On the other hand, he hadn’t yielded to their dilemma, in fact, quite the opposite. As if in hand to hand combat with the devil himself, he fought like a man possessed. Continuing to fly blind, the control panels delivered instrument readings he needed to keep the plane from plunging out of the sky.
Tipping from side to side didn’t help her nerves whatsoever. The harsh roaring of the engines revved to ear-splitting levels. Hali supposed the reverberation had increased because of their escalating descent.
The sudden howling going on from the crate in the rear of the plane ripped at Hali’s soft heart and guilt hit her hard. Because she was a wuss for driving long distances alone, she’d decided to take this bush plane into the wilds of Alaska from Ketchikan to Juneau rather than drive the 300 miles to deliver her cousin’s new puppy. Now, because of her cowardly decision, the gorgeous animal would most likely die
My fault. All my fault. At the airport, after she’d been bumped from the regular flight, she’d beseeched this pilot to let her and the dog come with him. Seems there’s a pecking order in Alaska. If you owned the Airlines, you were first in line and could change the route anytime you wanted, even if Christmas was only a few days away. Which left paying customers angry but forced to wait for the next flight.
Hali, unexpectedly stranded, had pleaded with this man to no avail. In her excitement, she’d even dropped her suitcase which had flipped open, scattering her belongings everywhere. Like a gentleman should, he’d helped her collect her property, had handed her over underwear, sweaters, even her going-away gift from the girls at the office, which had softened his stubborn expression slightly, but he’d still refused her pleas.
It hadn’t been until the person who’d originally bumped her had his say and a large chunk of money changed hands that the tall man had agreed to the arrangement. Within a few minutes, he’d rounded her up, got them belted into the place and they’d taken off.
Now she was locked into a sardine can, with a complete stranger controlling her life and—go figure… she’d begged to be here.
While her mind was travelling through time, the pilot had pulled off a miracle. They were speeding along a stretch of ice, hovering slightly above the ground.
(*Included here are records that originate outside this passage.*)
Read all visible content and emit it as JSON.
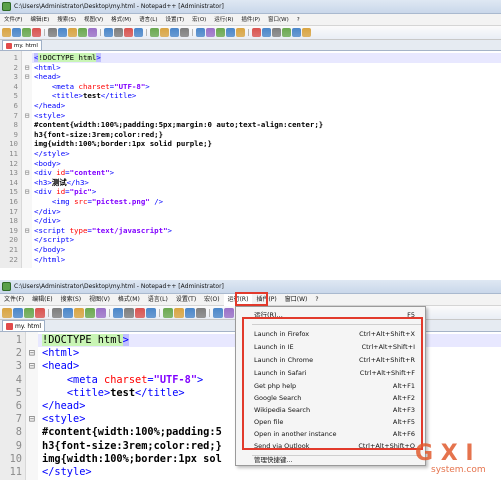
{
  "top": {
    "title": "C:\\Users\\Administrator\\Desktop\\my.html - Notepad++ [Administrator]",
    "menu": [
      "文件(F)",
      "编辑(E)",
      "搜索(S)",
      "视图(V)",
      "格式(M)",
      "语言(L)",
      "设置(T)",
      "宏(O)",
      "运行(R)",
      "插件(P)",
      "窗口(W)",
      "?"
    ],
    "tab_label": "my. html",
    "lines": [
      {
        "n": "1",
        "fold": "",
        "html": "<span class='t-tag sel-tag'>&lt;</span><span class='t-doc'>!DOCTYPE html</span><span class='t-tag sel-tag'>&gt;</span>"
      },
      {
        "n": "2",
        "fold": "⊟",
        "html": "<span class='t-tag'>&lt;html&gt;</span>"
      },
      {
        "n": "3",
        "fold": "⊟",
        "html": "<span class='t-tag'>&lt;head&gt;</span>"
      },
      {
        "n": "4",
        "fold": "",
        "html": "    <span class='t-tag'>&lt;meta</span> <span class='t-attr'>charset</span><span class='t-tag'>=</span><span class='t-val'>\"UTF-8\"</span><span class='t-tag'>&gt;</span>"
      },
      {
        "n": "5",
        "fold": "",
        "html": "    <span class='t-tag'>&lt;title&gt;</span><span class='t-txt'>test</span><span class='t-tag'>&lt;/title&gt;</span>"
      },
      {
        "n": "6",
        "fold": "",
        "html": "<span class='t-tag'>&lt;/head&gt;</span>"
      },
      {
        "n": "7",
        "fold": "⊟",
        "html": "<span class='t-tag'>&lt;style&gt;</span>"
      },
      {
        "n": "8",
        "fold": "",
        "html": "<span class='t-css'>#content{width:100%;padding:5px;margin:0 auto;text-align:center;}</span>"
      },
      {
        "n": "9",
        "fold": "",
        "html": "<span class='t-css'>h3{font-size:3rem;color:red;}</span>"
      },
      {
        "n": "10",
        "fold": "",
        "html": "<span class='t-css'>img{width:100%;border:1px solid purple;}</span>"
      },
      {
        "n": "11",
        "fold": "",
        "html": "<span class='t-tag'>&lt;/style&gt;</span>"
      },
      {
        "n": "12",
        "fold": "",
        "html": "<span class='t-tag'>&lt;body&gt;</span>"
      },
      {
        "n": "13",
        "fold": "⊟",
        "html": "<span class='t-tag'>&lt;div</span> <span class='t-attr'>id</span><span class='t-tag'>=</span><span class='t-val'>\"content\"</span><span class='t-tag'>&gt;</span>"
      },
      {
        "n": "14",
        "fold": "",
        "html": "<span class='t-tag'>&lt;h3&gt;</span><span class='t-txt'>测试</span><span class='t-tag'>&lt;/h3&gt;</span>"
      },
      {
        "n": "15",
        "fold": "⊟",
        "html": "<span class='t-tag'>&lt;div</span> <span class='t-attr'>id</span><span class='t-tag'>=</span><span class='t-val'>\"pic\"</span><span class='t-tag'>&gt;</span>"
      },
      {
        "n": "16",
        "fold": "",
        "html": "    <span class='t-tag'>&lt;img</span> <span class='t-attr'>src</span><span class='t-tag'>=</span><span class='t-val'>\"pictest.png\"</span> <span class='t-tag'>/&gt;</span>"
      },
      {
        "n": "17",
        "fold": "",
        "html": "<span class='t-tag'>&lt;/div&gt;</span>"
      },
      {
        "n": "18",
        "fold": "",
        "html": "<span class='t-tag'>&lt;/div&gt;</span>"
      },
      {
        "n": "19",
        "fold": "⊟",
        "html": "<span class='t-tag'>&lt;script</span> <span class='t-attr'>type</span><span class='t-tag'>=</span><span class='t-val'>\"text/javascript\"</span><span class='t-tag'>&gt;</span>"
      },
      {
        "n": "20",
        "fold": "",
        "html": "<span class='t-tag'>&lt;/script&gt;</span>"
      },
      {
        "n": "21",
        "fold": "",
        "html": "<span class='t-tag'>&lt;/body&gt;</span>"
      },
      {
        "n": "22",
        "fold": "",
        "html": "<span class='t-tag'>&lt;/html&gt;</span>"
      }
    ]
  },
  "bottom": {
    "title": "C:\\Users\\Administrator\\Desktop\\my.html - Notepad++ [Administrator]",
    "menu": [
      "文件(F)",
      "编辑(E)",
      "搜索(S)",
      "视图(V)",
      "格式(M)",
      "语言(L)",
      "设置(T)",
      "宏(O)",
      "运行(R)",
      "插件(P)",
      "窗口(W)",
      "?"
    ],
    "tab_label": "my. html",
    "lines": [
      {
        "n": "1",
        "fold": "",
        "html": "<span class='t-doc'>!DOCTYPE html</span><span class='t-tag sel-tag'>&gt;</span>"
      },
      {
        "n": "2",
        "fold": "⊟",
        "html": "<span class='t-tag'>&lt;html&gt;</span>"
      },
      {
        "n": "3",
        "fold": "⊟",
        "html": "<span class='t-tag'>&lt;head&gt;</span>"
      },
      {
        "n": "4",
        "fold": "",
        "html": "    <span class='t-tag'>&lt;meta</span> <span class='t-attr'>charset</span><span class='t-tag'>=</span><span class='t-val'>\"UTF-8\"</span><span class='t-tag'>&gt;</span>"
      },
      {
        "n": "5",
        "fold": "",
        "html": "    <span class='t-tag'>&lt;title&gt;</span><span class='t-txt'>test</span><span class='t-tag'>&lt;/title&gt;</span>"
      },
      {
        "n": "6",
        "fold": "",
        "html": "<span class='t-tag'>&lt;/head&gt;</span>"
      },
      {
        "n": "7",
        "fold": "⊟",
        "html": "<span class='t-tag'>&lt;style&gt;</span>"
      },
      {
        "n": "8",
        "fold": "",
        "html": "<span class='t-css'>#content{width:100%;padding:5</span>"
      },
      {
        "n": "9",
        "fold": "",
        "html": "<span class='t-css'>h3{font-size:3rem;color:red;}</span>"
      },
      {
        "n": "10",
        "fold": "",
        "html": "<span class='t-css'>img{width:100%;border:1px sol</span>"
      },
      {
        "n": "11",
        "fold": "",
        "html": "<span class='t-tag'>&lt;/style&gt;</span>"
      }
    ],
    "run_menu": {
      "items": [
        {
          "label": "运行(R)...",
          "shortcut": "F5"
        },
        {
          "label": "Launch in Firefox",
          "shortcut": "Ctrl+Alt+Shift+X"
        },
        {
          "label": "Launch in IE",
          "shortcut": "Ctrl+Alt+Shift+I"
        },
        {
          "label": "Launch in Chrome",
          "shortcut": "Ctrl+Alt+Shift+R"
        },
        {
          "label": "Launch in Safari",
          "shortcut": "Ctrl+Alt+Shift+F"
        },
        {
          "label": "Get php help",
          "shortcut": "Alt+F1"
        },
        {
          "label": "Google Search",
          "shortcut": "Alt+F2"
        },
        {
          "label": "Wikipedia Search",
          "shortcut": "Alt+F3"
        },
        {
          "label": "Open file",
          "shortcut": "Alt+F5"
        },
        {
          "label": "Open in another instance",
          "shortcut": "Alt+F6"
        },
        {
          "label": "Send via Outlook",
          "shortcut": "Ctrl+Alt+Shift+O"
        },
        {
          "label": "管理快捷键...",
          "shortcut": ""
        }
      ]
    }
  },
  "watermark": {
    "brand": "G X I",
    "site": "system.com"
  },
  "colors": {
    "highlight_box": "#e23a2c"
  }
}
Battered on both sides, the winds didn’t like being robbed of their prey. As the man in charge searched for a place to safely set the little plane down, he fought to keep them from tipping.
With visibility much better at this low altitude, up ahead, Hali saw what he did. There was a sheltered bay surrounded by trees. The lake looked to have less snow. And, cleared from the driving winds, the visible frozen surface invited them to drop in and stay a while.
Singing louder, blended in with sobs of joy, Hali swiped at her eyes, blinked repeatedly and watched the pilot set the plane down as gently as the buffeting wind would allow. Finally, he drove it closer to the shore and brought them to a complete halt.
In seconds, he’d turned off the motor. As if the turning of the key stopped their nightmare, it cut off their mingling voices also.
Hali watched him drop his face into his now shaking hands. Without realizing her intentions, she reached over to touch, pat, wishing she could hug. Finding her own hand enveloped in a tight grip, she didn’t move. For her, connecting in this way with another human being was a normal action and so she allowed them these magical moments before voicing her relief. Truthfully, she’d choked up and words wouldn’t be forced through clogged emotions.